■ **Task statement**
Below are entries; work out how many of their lines hold "attackidle", giving only that number.

■ **Data for analysis**
##############################
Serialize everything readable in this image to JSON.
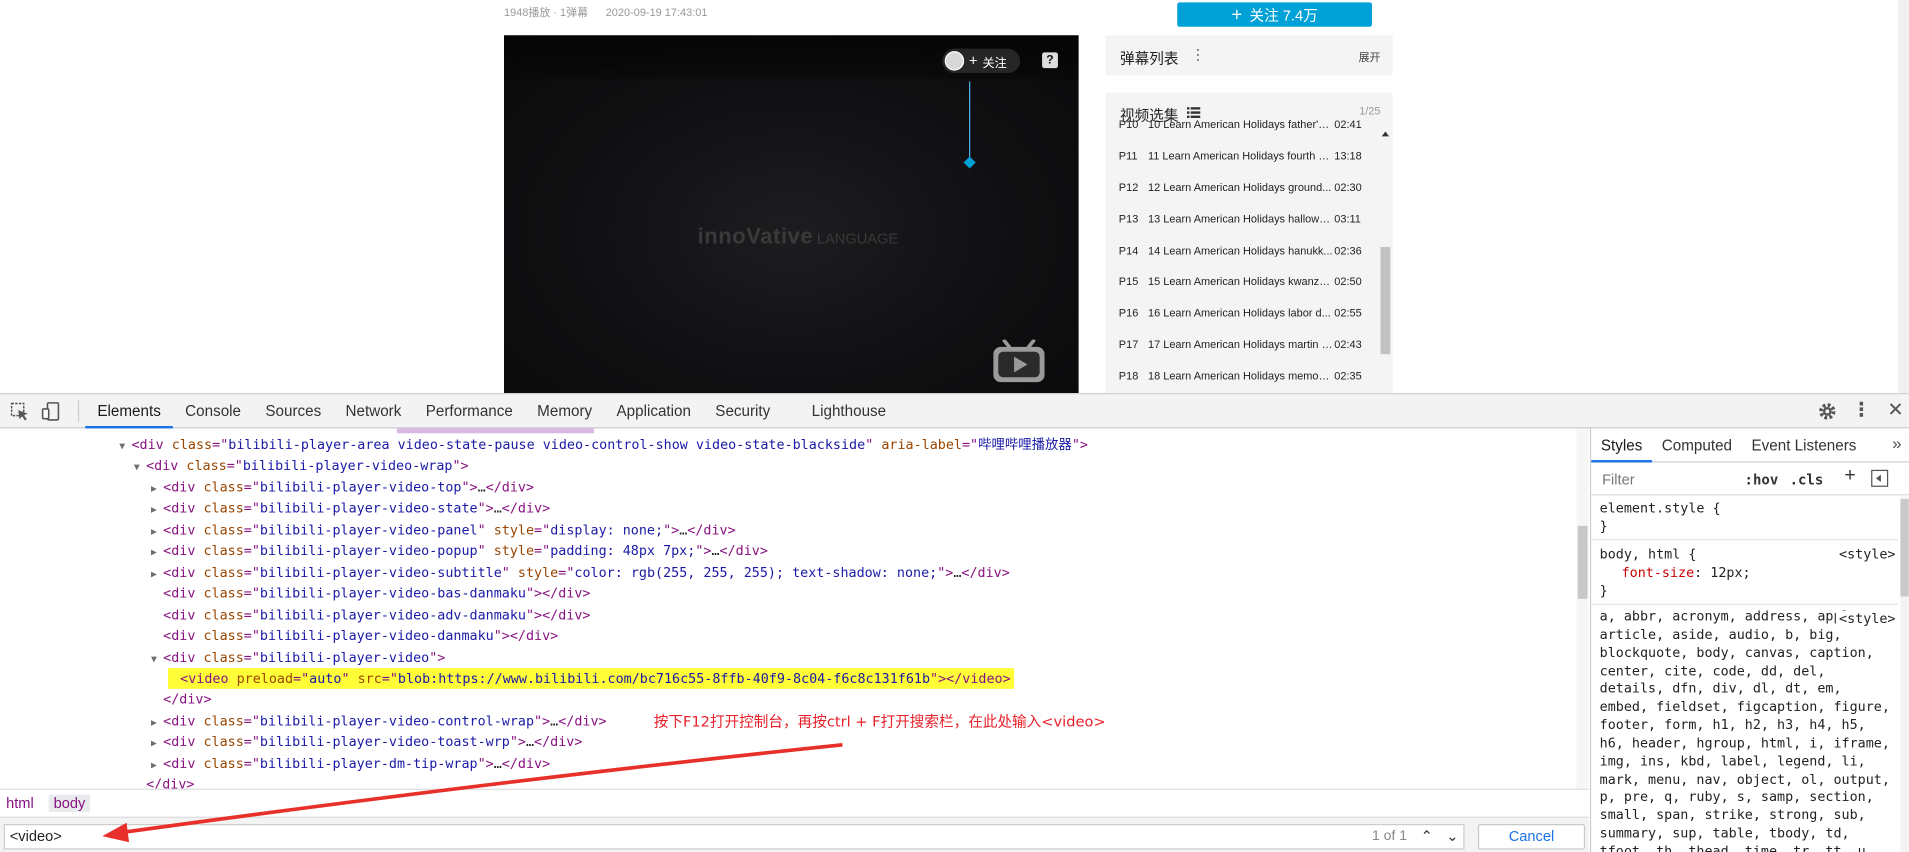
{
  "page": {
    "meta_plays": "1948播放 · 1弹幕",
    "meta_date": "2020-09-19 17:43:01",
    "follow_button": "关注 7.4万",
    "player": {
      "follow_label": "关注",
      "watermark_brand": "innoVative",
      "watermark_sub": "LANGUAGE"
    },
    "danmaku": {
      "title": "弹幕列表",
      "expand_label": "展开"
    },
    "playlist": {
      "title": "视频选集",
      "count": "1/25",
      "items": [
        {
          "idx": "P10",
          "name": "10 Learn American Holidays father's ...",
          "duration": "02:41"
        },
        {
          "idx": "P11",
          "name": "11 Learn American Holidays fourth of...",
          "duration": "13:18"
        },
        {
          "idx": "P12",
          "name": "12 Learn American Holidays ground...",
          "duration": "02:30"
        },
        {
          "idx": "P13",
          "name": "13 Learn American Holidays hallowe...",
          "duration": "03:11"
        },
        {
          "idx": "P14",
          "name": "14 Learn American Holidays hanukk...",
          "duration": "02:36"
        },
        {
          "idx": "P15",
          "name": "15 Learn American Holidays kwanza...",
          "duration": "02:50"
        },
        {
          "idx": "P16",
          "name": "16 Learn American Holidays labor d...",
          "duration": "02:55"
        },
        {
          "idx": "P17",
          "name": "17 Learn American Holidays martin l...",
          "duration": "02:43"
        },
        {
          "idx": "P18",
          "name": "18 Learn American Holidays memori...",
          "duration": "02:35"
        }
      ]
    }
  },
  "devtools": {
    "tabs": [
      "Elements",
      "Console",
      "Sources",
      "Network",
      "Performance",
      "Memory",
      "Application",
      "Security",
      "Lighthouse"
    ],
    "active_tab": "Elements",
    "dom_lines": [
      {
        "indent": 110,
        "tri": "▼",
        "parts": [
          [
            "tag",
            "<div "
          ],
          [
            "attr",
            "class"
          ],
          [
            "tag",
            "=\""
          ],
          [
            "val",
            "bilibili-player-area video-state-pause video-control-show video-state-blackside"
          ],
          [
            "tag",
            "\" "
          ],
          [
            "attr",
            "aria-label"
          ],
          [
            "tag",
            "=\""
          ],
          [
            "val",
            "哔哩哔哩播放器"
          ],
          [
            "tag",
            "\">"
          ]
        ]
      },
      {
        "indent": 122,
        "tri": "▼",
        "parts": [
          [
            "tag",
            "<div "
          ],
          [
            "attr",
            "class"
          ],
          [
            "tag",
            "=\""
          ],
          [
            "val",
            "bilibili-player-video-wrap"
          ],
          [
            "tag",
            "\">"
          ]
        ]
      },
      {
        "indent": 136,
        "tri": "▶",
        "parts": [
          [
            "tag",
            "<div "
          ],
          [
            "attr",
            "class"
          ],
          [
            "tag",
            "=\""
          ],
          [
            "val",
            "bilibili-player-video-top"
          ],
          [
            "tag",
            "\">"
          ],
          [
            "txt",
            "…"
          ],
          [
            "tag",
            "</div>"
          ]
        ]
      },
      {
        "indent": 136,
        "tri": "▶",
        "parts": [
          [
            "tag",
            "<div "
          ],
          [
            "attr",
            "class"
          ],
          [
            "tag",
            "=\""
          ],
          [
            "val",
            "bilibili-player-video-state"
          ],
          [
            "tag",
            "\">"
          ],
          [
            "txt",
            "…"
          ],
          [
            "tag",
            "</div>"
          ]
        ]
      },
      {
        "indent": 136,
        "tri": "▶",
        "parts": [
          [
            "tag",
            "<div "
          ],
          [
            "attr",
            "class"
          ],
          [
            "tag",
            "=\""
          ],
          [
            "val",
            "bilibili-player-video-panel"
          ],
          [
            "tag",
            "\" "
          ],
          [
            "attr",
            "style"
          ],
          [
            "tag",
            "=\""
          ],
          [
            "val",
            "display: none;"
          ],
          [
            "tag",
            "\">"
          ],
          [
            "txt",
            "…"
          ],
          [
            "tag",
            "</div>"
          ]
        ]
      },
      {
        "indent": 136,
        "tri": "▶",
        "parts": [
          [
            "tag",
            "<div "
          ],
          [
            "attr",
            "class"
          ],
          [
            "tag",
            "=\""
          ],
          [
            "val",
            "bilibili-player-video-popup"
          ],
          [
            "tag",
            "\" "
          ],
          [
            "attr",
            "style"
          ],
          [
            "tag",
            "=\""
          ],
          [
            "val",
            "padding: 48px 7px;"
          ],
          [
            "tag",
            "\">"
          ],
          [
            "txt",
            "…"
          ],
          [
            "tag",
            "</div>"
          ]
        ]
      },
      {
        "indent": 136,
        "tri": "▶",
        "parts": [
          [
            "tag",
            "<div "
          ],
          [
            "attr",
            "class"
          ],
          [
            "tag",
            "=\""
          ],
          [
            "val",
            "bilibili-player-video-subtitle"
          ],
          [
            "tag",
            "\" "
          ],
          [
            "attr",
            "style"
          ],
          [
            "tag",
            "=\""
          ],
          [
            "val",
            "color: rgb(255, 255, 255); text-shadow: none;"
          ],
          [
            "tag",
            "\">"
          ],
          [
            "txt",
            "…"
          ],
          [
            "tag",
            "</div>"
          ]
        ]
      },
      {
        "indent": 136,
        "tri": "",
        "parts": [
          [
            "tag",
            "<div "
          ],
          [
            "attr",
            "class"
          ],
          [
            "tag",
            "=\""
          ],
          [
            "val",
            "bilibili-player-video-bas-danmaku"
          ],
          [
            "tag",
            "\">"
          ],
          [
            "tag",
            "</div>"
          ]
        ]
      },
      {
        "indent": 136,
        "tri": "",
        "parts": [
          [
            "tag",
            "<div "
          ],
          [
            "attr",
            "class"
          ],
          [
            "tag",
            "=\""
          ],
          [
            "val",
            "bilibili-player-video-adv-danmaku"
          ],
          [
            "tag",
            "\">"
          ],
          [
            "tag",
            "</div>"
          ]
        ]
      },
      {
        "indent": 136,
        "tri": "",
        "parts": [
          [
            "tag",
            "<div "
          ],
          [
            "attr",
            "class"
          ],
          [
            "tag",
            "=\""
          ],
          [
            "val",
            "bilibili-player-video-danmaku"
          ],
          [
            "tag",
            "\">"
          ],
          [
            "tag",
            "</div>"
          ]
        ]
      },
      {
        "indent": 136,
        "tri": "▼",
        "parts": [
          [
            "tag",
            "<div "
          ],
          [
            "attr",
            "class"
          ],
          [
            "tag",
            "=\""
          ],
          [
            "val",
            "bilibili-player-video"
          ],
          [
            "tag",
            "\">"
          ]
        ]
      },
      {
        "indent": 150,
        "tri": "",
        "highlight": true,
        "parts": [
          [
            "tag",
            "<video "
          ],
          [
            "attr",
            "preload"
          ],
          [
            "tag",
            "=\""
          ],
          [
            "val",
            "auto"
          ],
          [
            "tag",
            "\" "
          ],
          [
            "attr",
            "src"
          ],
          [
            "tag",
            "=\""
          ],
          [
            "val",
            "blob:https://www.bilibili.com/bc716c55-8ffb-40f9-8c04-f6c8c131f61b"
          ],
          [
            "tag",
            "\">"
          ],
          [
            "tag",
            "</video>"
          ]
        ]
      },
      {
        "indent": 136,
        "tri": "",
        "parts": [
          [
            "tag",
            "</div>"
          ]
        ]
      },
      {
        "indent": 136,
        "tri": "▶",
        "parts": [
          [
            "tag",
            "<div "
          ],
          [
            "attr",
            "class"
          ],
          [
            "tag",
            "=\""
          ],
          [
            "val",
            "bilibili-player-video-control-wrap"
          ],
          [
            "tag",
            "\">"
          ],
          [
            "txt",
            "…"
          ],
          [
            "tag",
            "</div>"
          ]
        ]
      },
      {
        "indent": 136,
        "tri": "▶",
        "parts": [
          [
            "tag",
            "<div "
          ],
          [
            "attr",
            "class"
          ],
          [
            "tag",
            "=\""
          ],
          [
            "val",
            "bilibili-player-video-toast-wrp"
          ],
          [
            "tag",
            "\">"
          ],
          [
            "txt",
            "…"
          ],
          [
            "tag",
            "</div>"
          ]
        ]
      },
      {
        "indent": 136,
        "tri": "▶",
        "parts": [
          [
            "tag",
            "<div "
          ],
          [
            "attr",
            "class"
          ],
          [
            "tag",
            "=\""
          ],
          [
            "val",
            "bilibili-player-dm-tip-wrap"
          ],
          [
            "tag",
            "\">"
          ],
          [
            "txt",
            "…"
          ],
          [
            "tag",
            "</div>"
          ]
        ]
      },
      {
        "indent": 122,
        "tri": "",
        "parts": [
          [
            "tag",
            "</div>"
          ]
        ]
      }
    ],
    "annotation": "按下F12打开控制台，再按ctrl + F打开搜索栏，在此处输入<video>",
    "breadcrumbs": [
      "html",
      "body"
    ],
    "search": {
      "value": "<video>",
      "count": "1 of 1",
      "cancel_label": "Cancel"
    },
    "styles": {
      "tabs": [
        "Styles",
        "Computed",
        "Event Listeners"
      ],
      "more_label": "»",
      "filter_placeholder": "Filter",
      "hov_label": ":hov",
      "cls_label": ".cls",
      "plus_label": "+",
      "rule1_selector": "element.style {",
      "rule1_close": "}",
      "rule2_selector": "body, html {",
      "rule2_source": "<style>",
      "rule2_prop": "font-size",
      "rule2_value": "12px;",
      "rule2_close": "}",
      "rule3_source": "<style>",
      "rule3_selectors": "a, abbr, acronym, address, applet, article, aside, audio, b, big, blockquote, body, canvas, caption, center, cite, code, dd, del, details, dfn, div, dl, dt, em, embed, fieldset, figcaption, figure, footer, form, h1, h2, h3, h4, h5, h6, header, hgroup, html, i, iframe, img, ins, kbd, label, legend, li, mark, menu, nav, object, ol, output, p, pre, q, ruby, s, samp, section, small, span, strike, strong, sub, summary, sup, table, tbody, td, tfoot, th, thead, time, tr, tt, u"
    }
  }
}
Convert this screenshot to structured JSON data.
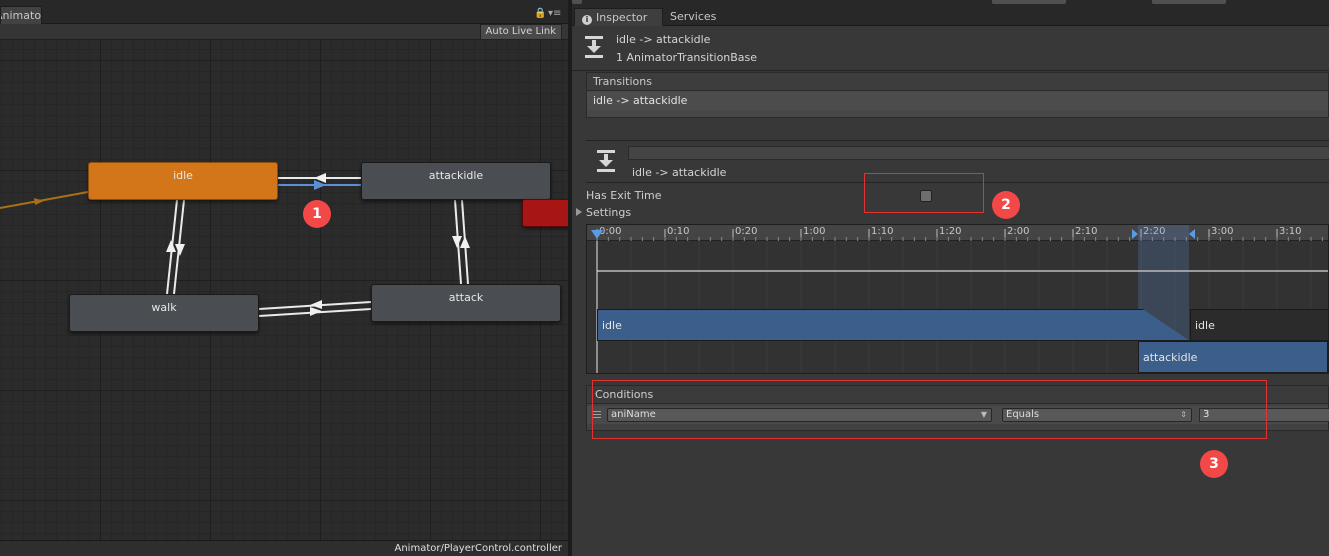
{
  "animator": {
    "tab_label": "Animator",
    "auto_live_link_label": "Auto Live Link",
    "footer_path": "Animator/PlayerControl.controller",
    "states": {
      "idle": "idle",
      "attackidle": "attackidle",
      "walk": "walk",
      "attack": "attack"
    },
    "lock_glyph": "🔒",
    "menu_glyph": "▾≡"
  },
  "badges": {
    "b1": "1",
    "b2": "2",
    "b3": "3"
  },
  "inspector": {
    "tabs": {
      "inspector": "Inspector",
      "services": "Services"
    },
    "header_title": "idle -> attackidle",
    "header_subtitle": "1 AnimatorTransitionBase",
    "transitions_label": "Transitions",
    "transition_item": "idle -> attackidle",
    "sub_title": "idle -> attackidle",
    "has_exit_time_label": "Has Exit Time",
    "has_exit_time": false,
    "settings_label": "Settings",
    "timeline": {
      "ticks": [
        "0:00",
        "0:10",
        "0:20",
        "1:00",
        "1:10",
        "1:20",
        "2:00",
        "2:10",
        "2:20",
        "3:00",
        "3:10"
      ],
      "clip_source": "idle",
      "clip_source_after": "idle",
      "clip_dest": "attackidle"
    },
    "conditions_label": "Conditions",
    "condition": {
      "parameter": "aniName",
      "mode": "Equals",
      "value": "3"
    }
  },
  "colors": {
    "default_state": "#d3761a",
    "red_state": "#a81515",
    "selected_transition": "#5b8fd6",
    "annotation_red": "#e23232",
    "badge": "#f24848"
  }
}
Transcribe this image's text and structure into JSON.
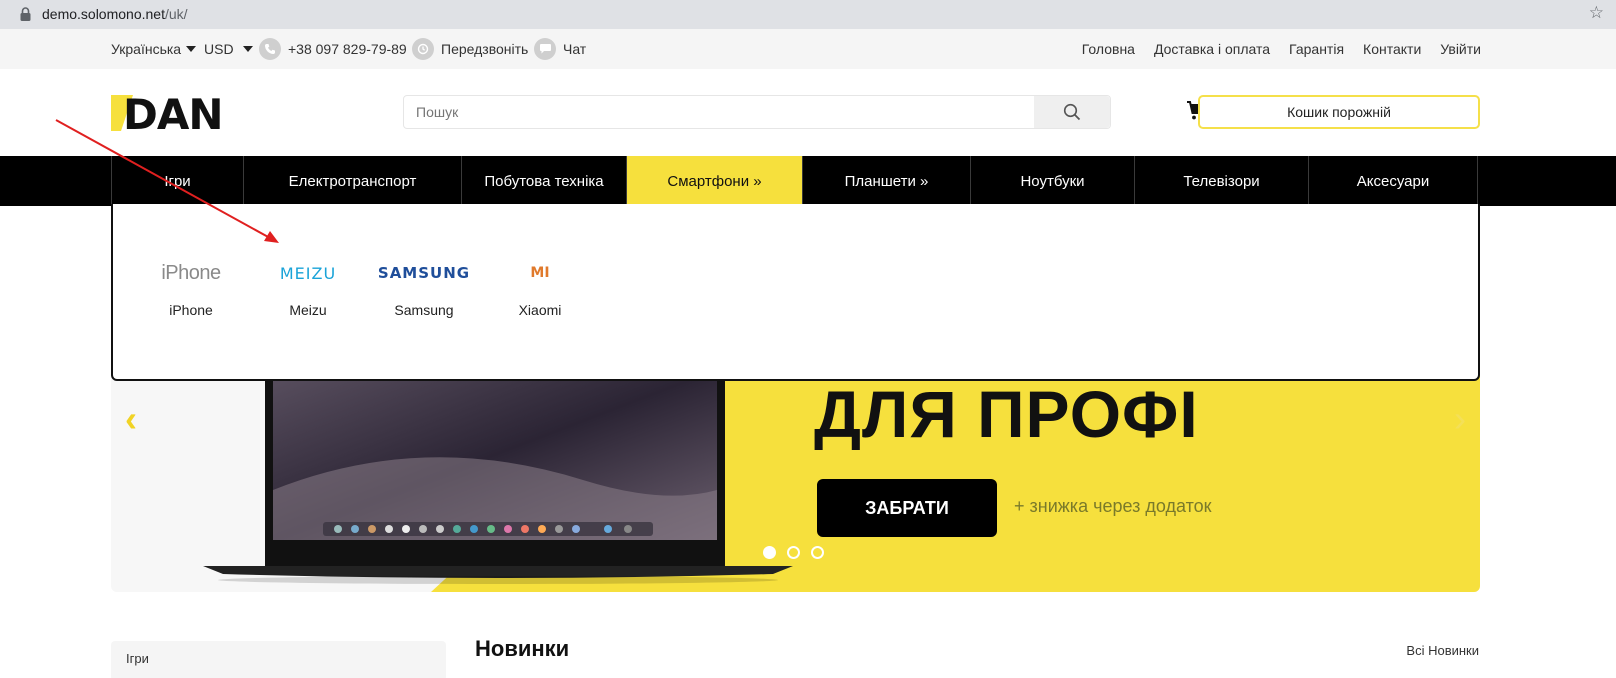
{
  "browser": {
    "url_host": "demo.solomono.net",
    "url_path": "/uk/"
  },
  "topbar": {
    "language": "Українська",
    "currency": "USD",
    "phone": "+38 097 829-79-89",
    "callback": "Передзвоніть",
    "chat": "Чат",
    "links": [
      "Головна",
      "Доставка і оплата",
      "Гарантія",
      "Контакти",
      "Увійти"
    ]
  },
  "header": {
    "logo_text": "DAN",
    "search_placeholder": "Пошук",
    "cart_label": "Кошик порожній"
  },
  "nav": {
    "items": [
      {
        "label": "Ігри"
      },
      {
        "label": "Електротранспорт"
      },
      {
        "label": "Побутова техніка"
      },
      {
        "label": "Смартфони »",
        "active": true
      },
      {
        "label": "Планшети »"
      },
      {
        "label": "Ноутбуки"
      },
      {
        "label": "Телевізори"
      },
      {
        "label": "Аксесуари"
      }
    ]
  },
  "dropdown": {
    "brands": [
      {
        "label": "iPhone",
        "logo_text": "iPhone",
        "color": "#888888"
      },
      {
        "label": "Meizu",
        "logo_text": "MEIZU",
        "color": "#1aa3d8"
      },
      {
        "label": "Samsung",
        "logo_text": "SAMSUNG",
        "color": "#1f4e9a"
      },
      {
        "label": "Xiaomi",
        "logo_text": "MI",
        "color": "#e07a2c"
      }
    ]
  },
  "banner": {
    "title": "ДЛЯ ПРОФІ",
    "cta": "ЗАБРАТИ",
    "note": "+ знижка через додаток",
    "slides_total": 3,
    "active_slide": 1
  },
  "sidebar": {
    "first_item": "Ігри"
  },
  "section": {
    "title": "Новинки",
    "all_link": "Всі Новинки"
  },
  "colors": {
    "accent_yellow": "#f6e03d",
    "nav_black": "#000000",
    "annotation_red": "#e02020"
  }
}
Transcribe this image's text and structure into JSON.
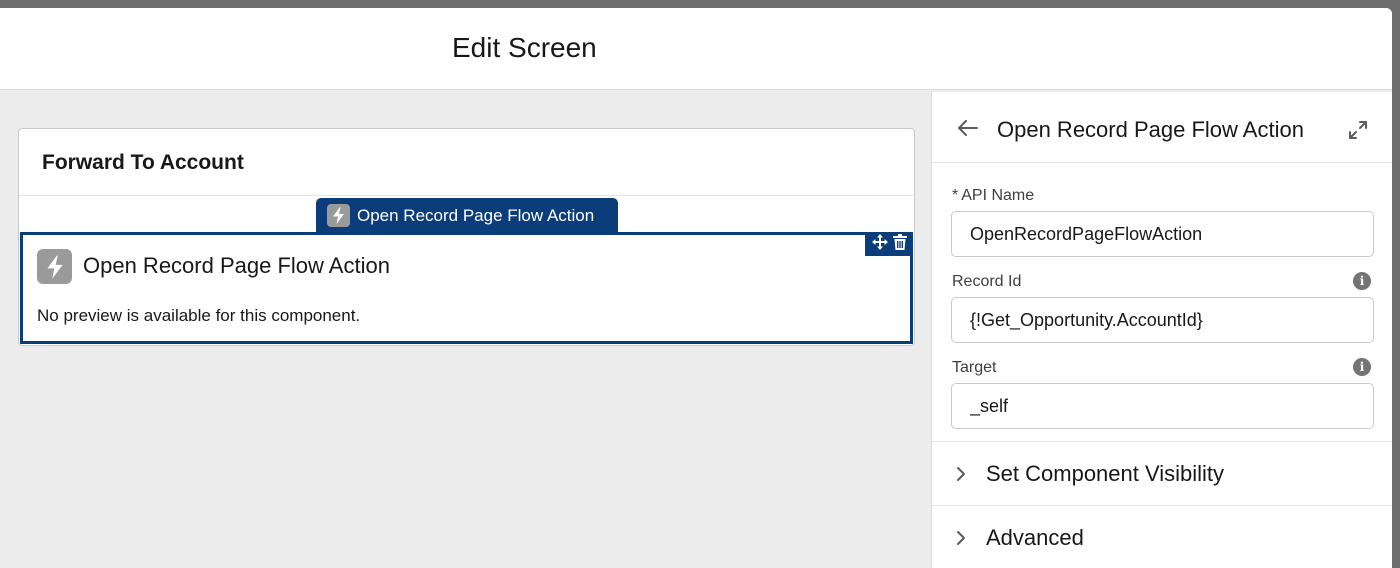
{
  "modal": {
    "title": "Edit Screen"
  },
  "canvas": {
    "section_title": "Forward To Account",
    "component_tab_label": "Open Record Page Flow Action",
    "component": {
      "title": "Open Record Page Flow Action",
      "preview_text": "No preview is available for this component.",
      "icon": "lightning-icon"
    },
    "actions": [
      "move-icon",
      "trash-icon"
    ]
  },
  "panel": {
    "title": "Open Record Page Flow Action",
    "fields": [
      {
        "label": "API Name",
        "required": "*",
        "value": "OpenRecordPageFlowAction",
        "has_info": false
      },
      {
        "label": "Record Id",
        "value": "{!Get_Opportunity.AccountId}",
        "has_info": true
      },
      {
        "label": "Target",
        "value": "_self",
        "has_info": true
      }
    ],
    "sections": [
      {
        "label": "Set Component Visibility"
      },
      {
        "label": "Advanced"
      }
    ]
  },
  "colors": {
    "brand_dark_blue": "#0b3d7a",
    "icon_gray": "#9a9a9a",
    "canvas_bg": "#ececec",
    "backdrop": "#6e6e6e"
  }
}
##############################
■ **Answer area**
5